The real mystery is how the UK economy has managed to do so well in the recent past given the performance of our neighbours. The general consensus is that this momentum will not continue and that growth will slow next year. The risk is that growth slows more quickly than expected and that we find ourselves in a similar position to the rest of Europe as inflation continues to decline.
Of course, it seems absurd to many that the world is concerned about Chinese growth slowing from 7% to 10%. But most countries in Europe would kill to achieve any growth at all at this point. The UK seems to be the exception in Europe with the IMF predicting that UK growth will be 3.2% in 2014, falling to 2.7 % in 2015.
Globalisation has rendered us increasingly inter-dependent with massive opportunities and also risks/challenges as a result. Driven by technological advances from transport, to communications, and electronic networks, globalisation has delivered important advancements in terms of movement and exchange of people, ideas, values, resources, commodities and finance.
"I think we're taught in the system that failure is something that you should be ashamed of. Failure is for the dumb kids. You get an 'F'. You get a 'D'. You didn't comply. You didn't create the evidence of your worthiness," he says. Eckō probably didn't realize it, but he was indirectly referencing the work of mindfulness researchers.
Today, two of the major UK business organisations delivered more good news on the economy. The Confederation of British Industry (CBI) announced the best UK growth figures in May since 2003, and the British Chamber of Commerce (BCC) upgraded its forecast to 3.1 per cent for 2014, the highest rate since the 2007 crisis...

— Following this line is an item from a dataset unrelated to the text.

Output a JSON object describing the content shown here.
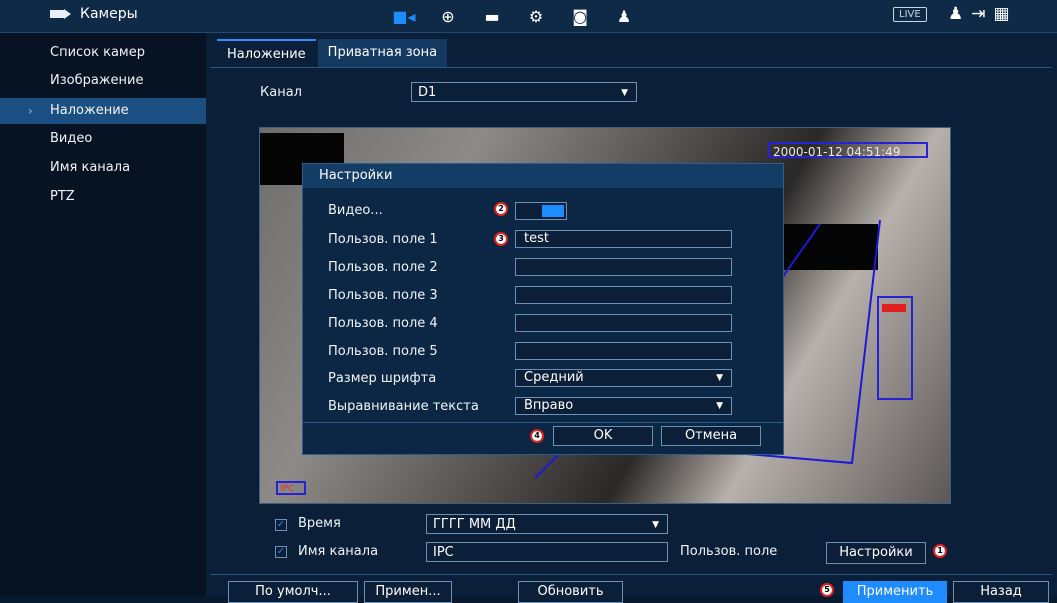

Increased spending, confidence and confidence in the future all bodes well for the future. But let's not get too excited. It is clear that beneath these headlines, many consumers are still struggling. For instance, positivity over prospects for future personal finances varies significantly across the UK. Londoners and people in the West Midlands are much more likely to feel positive about their future finances than those in the North West or in Wales.... Our data shows men are more likely than women to be feeling positive about their financial situation...
Firstly, congratulations on making it this far, what with your little sister hurling a metal bin at your head when you mocked her dolls and your even littler brother spending most of his time crawling about at the bottom of stairs, meaning that you've tripped over him and smashed your head on the marble floor more often than advisable.

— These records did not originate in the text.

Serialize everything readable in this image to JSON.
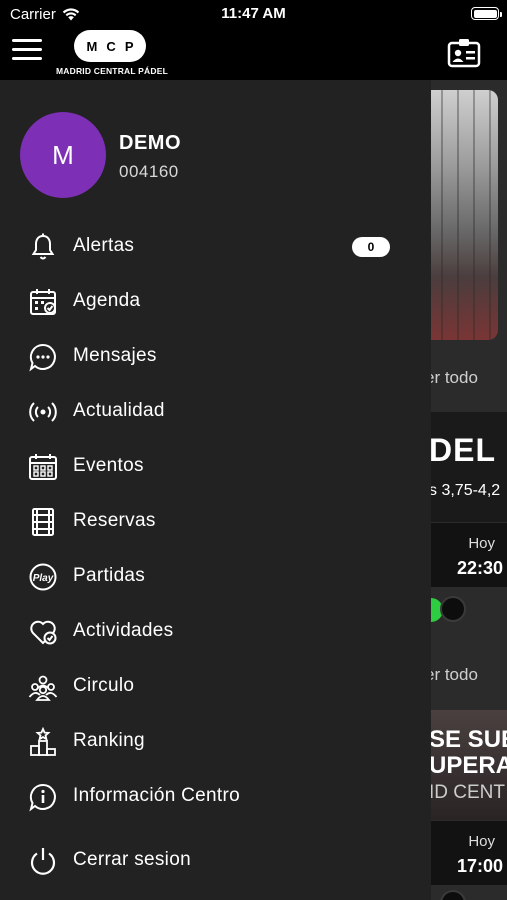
{
  "status_bar": {
    "carrier": "Carrier",
    "time": "11:47 AM",
    "battery_level": 1.0
  },
  "header": {
    "logo_letters": [
      "M",
      "C",
      "P"
    ],
    "logo_text": "MADRID CENTRAL PÁDEL",
    "menu_icon": "hamburger-icon",
    "card_icon": "member-card-icon"
  },
  "profile": {
    "initial": "M",
    "name": "DEMO",
    "id": "004160",
    "avatar_color": "#7d2fb5"
  },
  "menu": [
    {
      "label": "Alertas",
      "icon": "bell-icon",
      "badge": "0"
    },
    {
      "label": "Agenda",
      "icon": "calendar-check-icon"
    },
    {
      "label": "Mensajes",
      "icon": "chat-bubble-icon"
    },
    {
      "label": "Actualidad",
      "icon": "broadcast-icon"
    },
    {
      "label": "Eventos",
      "icon": "calendar-grid-icon"
    },
    {
      "label": "Reservas",
      "icon": "court-icon"
    },
    {
      "label": "Partidas",
      "icon": "play-icon"
    },
    {
      "label": "Actividades",
      "icon": "heart-check-icon"
    },
    {
      "label": "Circulo",
      "icon": "group-icon"
    },
    {
      "label": "Ranking",
      "icon": "podium-icon"
    },
    {
      "label": "Información Centro",
      "icon": "info-icon"
    },
    {
      "label": "Cerrar sesion",
      "icon": "power-icon"
    }
  ],
  "background": {
    "ver_todo_1": "er todo",
    "banner_1_big": "DEL",
    "banner_1_small": "s 3,75-4,2",
    "hoy_1_label": "Hoy",
    "hoy_1_time": "22:30",
    "ver_todo_2": "er todo",
    "banner_2_line1": "SE SUE",
    "banner_2_line2": "UPERA",
    "banner_2_line3": "ID CENT",
    "hoy_2_label": "Hoy",
    "hoy_2_time": "17:00"
  }
}
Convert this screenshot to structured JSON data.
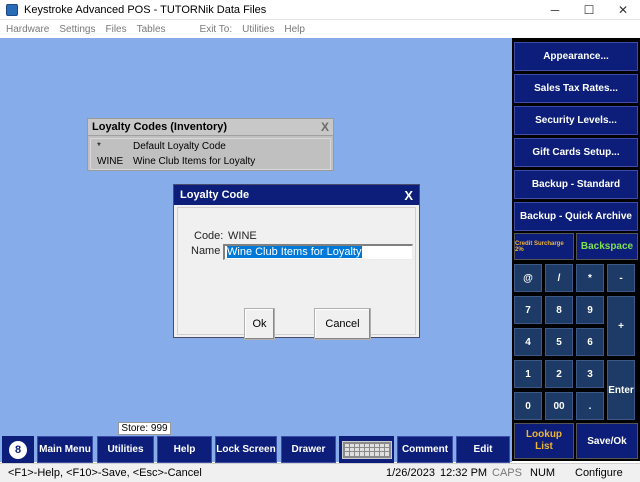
{
  "window": {
    "title": "Keystroke Advanced POS - TUTORNik Data Files",
    "minimize": "─",
    "maximize": "☐",
    "close": "✕"
  },
  "menu": {
    "items": [
      "Hardware",
      "Settings",
      "Files",
      "Tables",
      "Exit To:",
      "Utilities",
      "Help"
    ]
  },
  "loyalty_list": {
    "title": "Loyalty Codes (Inventory)",
    "close": "X",
    "rows": [
      {
        "code": "*",
        "description": "Default Loyalty Code"
      },
      {
        "code": "WINE",
        "description": "Wine Club Items for Loyalty"
      }
    ]
  },
  "dialog": {
    "title": "Loyalty Code",
    "close": "X",
    "code_label": "Code:",
    "code_value": "WINE",
    "name_label": "Name",
    "name_value": "Wine Club Items for Loyalty",
    "ok": "Ok",
    "cancel": "Cancel"
  },
  "function_buttons": [
    "Appearance...",
    "Sales Tax Rates...",
    "Security Levels...",
    "Gift Cards Setup...",
    "Backup - Standard",
    "Backup - Quick Archive"
  ],
  "credit_surcharge": "Credit Surcharge 2%",
  "backspace": "Backspace",
  "keypad": {
    "row1": [
      "@",
      "/",
      "*",
      "-"
    ],
    "row2": [
      "7",
      "8",
      "9"
    ],
    "row3": [
      "4",
      "5",
      "6"
    ],
    "row4": [
      "1",
      "2",
      "3"
    ],
    "row5": [
      "0",
      "00",
      "."
    ],
    "plus": "+",
    "enter": "Enter"
  },
  "lookup": "Lookup\nList",
  "save_ok": "Save/Ok",
  "store": "Store: 999",
  "taskbar": {
    "logo": "8",
    "main_menu": "Main Menu",
    "utilities": "Utilities",
    "help": "Help",
    "lock_screen": "Lock Screen",
    "drawer": "Drawer",
    "comment": "Comment",
    "edit": "Edit"
  },
  "status": {
    "hint": "<F1>-Help, <F10>-Save, <Esc>-Cancel",
    "date": "1/26/2023",
    "time": "12:32 PM",
    "caps": "CAPS",
    "num": "NUM",
    "configure": "Configure"
  },
  "colors": {
    "workspace": "#87acea",
    "button_navy": "#0c1e7a",
    "key_blue": "#1d3b66",
    "lookup_orange": "#f0b530",
    "selection": "#0078d7"
  }
}
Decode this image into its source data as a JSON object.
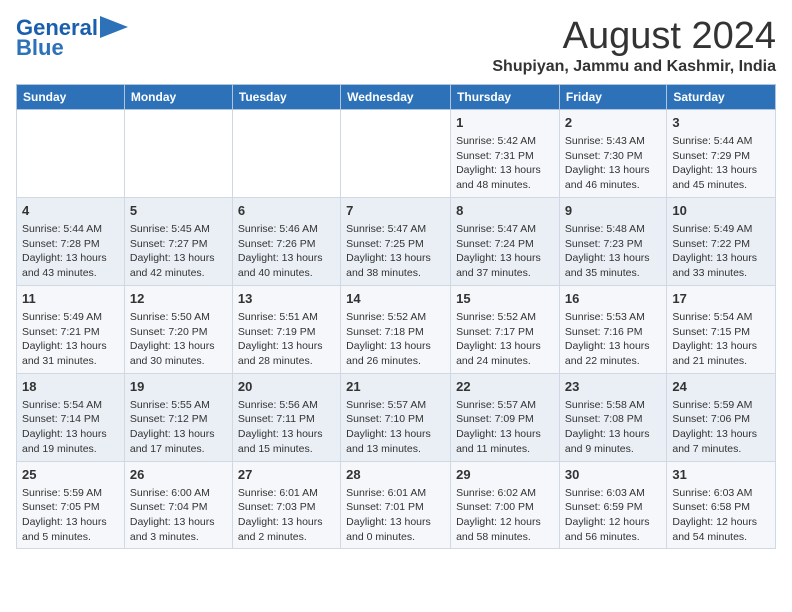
{
  "header": {
    "logo_line1": "General",
    "logo_line2": "Blue",
    "month_year": "August 2024",
    "location": "Shupiyan, Jammu and Kashmir, India"
  },
  "days_of_week": [
    "Sunday",
    "Monday",
    "Tuesday",
    "Wednesday",
    "Thursday",
    "Friday",
    "Saturday"
  ],
  "weeks": [
    [
      {
        "day": "",
        "info": ""
      },
      {
        "day": "",
        "info": ""
      },
      {
        "day": "",
        "info": ""
      },
      {
        "day": "",
        "info": ""
      },
      {
        "day": "1",
        "info": "Sunrise: 5:42 AM\nSunset: 7:31 PM\nDaylight: 13 hours and 48 minutes."
      },
      {
        "day": "2",
        "info": "Sunrise: 5:43 AM\nSunset: 7:30 PM\nDaylight: 13 hours and 46 minutes."
      },
      {
        "day": "3",
        "info": "Sunrise: 5:44 AM\nSunset: 7:29 PM\nDaylight: 13 hours and 45 minutes."
      }
    ],
    [
      {
        "day": "4",
        "info": "Sunrise: 5:44 AM\nSunset: 7:28 PM\nDaylight: 13 hours and 43 minutes."
      },
      {
        "day": "5",
        "info": "Sunrise: 5:45 AM\nSunset: 7:27 PM\nDaylight: 13 hours and 42 minutes."
      },
      {
        "day": "6",
        "info": "Sunrise: 5:46 AM\nSunset: 7:26 PM\nDaylight: 13 hours and 40 minutes."
      },
      {
        "day": "7",
        "info": "Sunrise: 5:47 AM\nSunset: 7:25 PM\nDaylight: 13 hours and 38 minutes."
      },
      {
        "day": "8",
        "info": "Sunrise: 5:47 AM\nSunset: 7:24 PM\nDaylight: 13 hours and 37 minutes."
      },
      {
        "day": "9",
        "info": "Sunrise: 5:48 AM\nSunset: 7:23 PM\nDaylight: 13 hours and 35 minutes."
      },
      {
        "day": "10",
        "info": "Sunrise: 5:49 AM\nSunset: 7:22 PM\nDaylight: 13 hours and 33 minutes."
      }
    ],
    [
      {
        "day": "11",
        "info": "Sunrise: 5:49 AM\nSunset: 7:21 PM\nDaylight: 13 hours and 31 minutes."
      },
      {
        "day": "12",
        "info": "Sunrise: 5:50 AM\nSunset: 7:20 PM\nDaylight: 13 hours and 30 minutes."
      },
      {
        "day": "13",
        "info": "Sunrise: 5:51 AM\nSunset: 7:19 PM\nDaylight: 13 hours and 28 minutes."
      },
      {
        "day": "14",
        "info": "Sunrise: 5:52 AM\nSunset: 7:18 PM\nDaylight: 13 hours and 26 minutes."
      },
      {
        "day": "15",
        "info": "Sunrise: 5:52 AM\nSunset: 7:17 PM\nDaylight: 13 hours and 24 minutes."
      },
      {
        "day": "16",
        "info": "Sunrise: 5:53 AM\nSunset: 7:16 PM\nDaylight: 13 hours and 22 minutes."
      },
      {
        "day": "17",
        "info": "Sunrise: 5:54 AM\nSunset: 7:15 PM\nDaylight: 13 hours and 21 minutes."
      }
    ],
    [
      {
        "day": "18",
        "info": "Sunrise: 5:54 AM\nSunset: 7:14 PM\nDaylight: 13 hours and 19 minutes."
      },
      {
        "day": "19",
        "info": "Sunrise: 5:55 AM\nSunset: 7:12 PM\nDaylight: 13 hours and 17 minutes."
      },
      {
        "day": "20",
        "info": "Sunrise: 5:56 AM\nSunset: 7:11 PM\nDaylight: 13 hours and 15 minutes."
      },
      {
        "day": "21",
        "info": "Sunrise: 5:57 AM\nSunset: 7:10 PM\nDaylight: 13 hours and 13 minutes."
      },
      {
        "day": "22",
        "info": "Sunrise: 5:57 AM\nSunset: 7:09 PM\nDaylight: 13 hours and 11 minutes."
      },
      {
        "day": "23",
        "info": "Sunrise: 5:58 AM\nSunset: 7:08 PM\nDaylight: 13 hours and 9 minutes."
      },
      {
        "day": "24",
        "info": "Sunrise: 5:59 AM\nSunset: 7:06 PM\nDaylight: 13 hours and 7 minutes."
      }
    ],
    [
      {
        "day": "25",
        "info": "Sunrise: 5:59 AM\nSunset: 7:05 PM\nDaylight: 13 hours and 5 minutes."
      },
      {
        "day": "26",
        "info": "Sunrise: 6:00 AM\nSunset: 7:04 PM\nDaylight: 13 hours and 3 minutes."
      },
      {
        "day": "27",
        "info": "Sunrise: 6:01 AM\nSunset: 7:03 PM\nDaylight: 13 hours and 2 minutes."
      },
      {
        "day": "28",
        "info": "Sunrise: 6:01 AM\nSunset: 7:01 PM\nDaylight: 13 hours and 0 minutes."
      },
      {
        "day": "29",
        "info": "Sunrise: 6:02 AM\nSunset: 7:00 PM\nDaylight: 12 hours and 58 minutes."
      },
      {
        "day": "30",
        "info": "Sunrise: 6:03 AM\nSunset: 6:59 PM\nDaylight: 12 hours and 56 minutes."
      },
      {
        "day": "31",
        "info": "Sunrise: 6:03 AM\nSunset: 6:58 PM\nDaylight: 12 hours and 54 minutes."
      }
    ]
  ]
}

According to a new book written by Andrew McAfee and Erik Brynjolfssen entitled 'The Second Machine Age', we have witnessed two major technological shifts in our history. The first began towards the end of the 19th century, where machines replaced and multiplied the physical work of humans and animals.

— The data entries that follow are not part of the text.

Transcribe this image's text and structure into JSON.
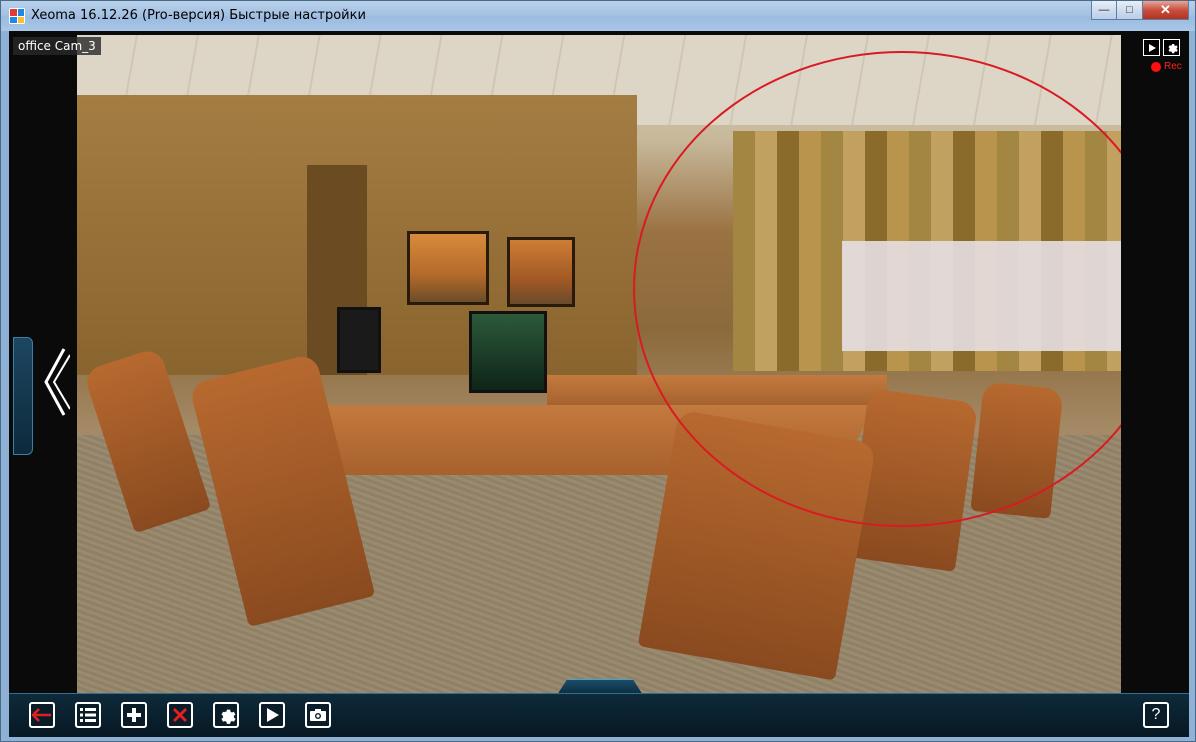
{
  "window": {
    "title": "Xeoma 16.12.26 (Pro-версия) Быстрые настройки",
    "controls": {
      "minimize": "—",
      "maximize": "□",
      "close": "✕"
    }
  },
  "camera": {
    "label": "office Cam_3",
    "rec_label": "Rec",
    "tool_icons": [
      "play-icon",
      "gear-icon"
    ]
  },
  "toolbar": {
    "buttons": [
      {
        "name": "back-button",
        "icon": "arrow-left-icon"
      },
      {
        "name": "list-button",
        "icon": "list-icon"
      },
      {
        "name": "add-button",
        "icon": "plus-icon"
      },
      {
        "name": "delete-button",
        "icon": "cross-icon"
      },
      {
        "name": "settings-button",
        "icon": "gear-icon"
      },
      {
        "name": "play-button",
        "icon": "play-icon"
      },
      {
        "name": "snapshot-button",
        "icon": "camera-icon"
      }
    ],
    "help_label": "?"
  },
  "colors": {
    "accent": "#2f6f96",
    "rec": "#ff1010",
    "delete": "#e02020",
    "back": "#e02020",
    "highlight_circle": "#d81b22"
  }
}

It looks increasingly likely that the UK economy has now entered into a period of sustained recovery, following the deepest peacetime recession in the last 100 years. But as the seventh edition of Cities Outlook shows, this recovery is far from balanced, and our cities need more control if they are to fulfill their potential.